▶ [Work item] If an entry below contains an image, drop the image and retype the rest exactly.

▶ [Raw data]
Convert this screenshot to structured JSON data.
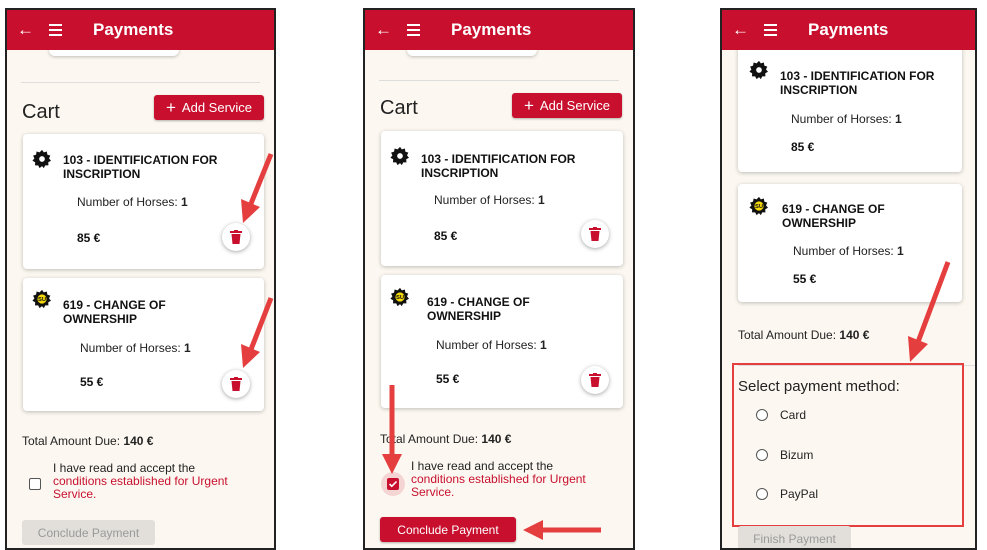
{
  "app": {
    "title": "Payments",
    "back_icon": "arrow-left-icon",
    "menu_icon": "hamburger-menu-icon",
    "brand_color": "#c8102e"
  },
  "cart": {
    "title": "Cart",
    "add_service_label": "Add Service"
  },
  "services": [
    {
      "code_title": "103 - IDENTIFICATION FOR INSCRIPTION",
      "title_line1": "103 - IDENTIFICATION FOR",
      "title_line2": "INSCRIPTION",
      "horses_label": "Number of Horses:",
      "horses": "1",
      "price": "85 €",
      "icon": "gear-icon"
    },
    {
      "code_title": "619 - CHANGE OF OWNERSHIP",
      "title_line1": "619 - CHANGE OF",
      "title_line2": "OWNERSHIP",
      "horses_label": "Number of Horses:",
      "horses": "1",
      "price": "55 €",
      "icon": "gear-su-icon",
      "badge": "SU"
    }
  ],
  "total": {
    "label": "Total Amount Due:",
    "value": "140 €"
  },
  "terms": {
    "text": "I have read and accept the",
    "link": "conditions established for Urgent Service."
  },
  "buttons": {
    "conclude": "Conclude Payment",
    "finish": "Finish Payment"
  },
  "payment": {
    "title": "Select payment method:",
    "options": [
      "Card",
      "Bizum",
      "PayPal"
    ]
  },
  "screens": [
    {
      "name": "cart-no-acceptance",
      "checkbox_checked": false,
      "conclude_enabled": false
    },
    {
      "name": "cart-accepted",
      "checkbox_checked": true,
      "conclude_enabled": true
    },
    {
      "name": "payment-method",
      "finish_enabled": false
    }
  ],
  "colors": {
    "arrow": "#e53e3e",
    "highlight": "#e53e3e",
    "background": "#fcf8f1"
  }
}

▶ [Your solution]
Convert this screenshot to structured JSON data.
{
  "app": {
    "title": "Payments",
    "back_icon": "arrow-left-icon",
    "menu_icon": "hamburger-menu-icon",
    "brand_color": "#c8102e"
  },
  "cart": {
    "title": "Cart",
    "add_service_label": "Add Service"
  },
  "services": [
    {
      "code_title": "103 - IDENTIFICATION FOR INSCRIPTION",
      "title_line1": "103 - IDENTIFICATION FOR",
      "title_line2": "INSCRIPTION",
      "horses_label": "Number of Horses:",
      "horses": "1",
      "price": "85 €",
      "icon": "gear-icon"
    },
    {
      "code_title": "619 - CHANGE OF OWNERSHIP",
      "title_line1": "619 - CHANGE OF",
      "title_line2": "OWNERSHIP",
      "horses_label": "Number of Horses:",
      "horses": "1",
      "price": "55 €",
      "icon": "gear-su-icon",
      "badge": "SU"
    }
  ],
  "total": {
    "label": "Total Amount Due:",
    "value": "140 €"
  },
  "terms": {
    "text": "I have read and accept the",
    "link": "conditions established for Urgent Service."
  },
  "buttons": {
    "conclude": "Conclude Payment",
    "finish": "Finish Payment"
  },
  "payment": {
    "title": "Select payment method:",
    "options": [
      "Card",
      "Bizum",
      "PayPal"
    ]
  },
  "screens": [
    {
      "name": "cart-no-acceptance",
      "checkbox_checked": false,
      "conclude_enabled": false
    },
    {
      "name": "cart-accepted",
      "checkbox_checked": true,
      "conclude_enabled": true
    },
    {
      "name": "payment-method",
      "finish_enabled": false
    }
  ],
  "colors": {
    "arrow": "#e53e3e",
    "highlight": "#e53e3e",
    "background": "#fcf8f1"
  }
}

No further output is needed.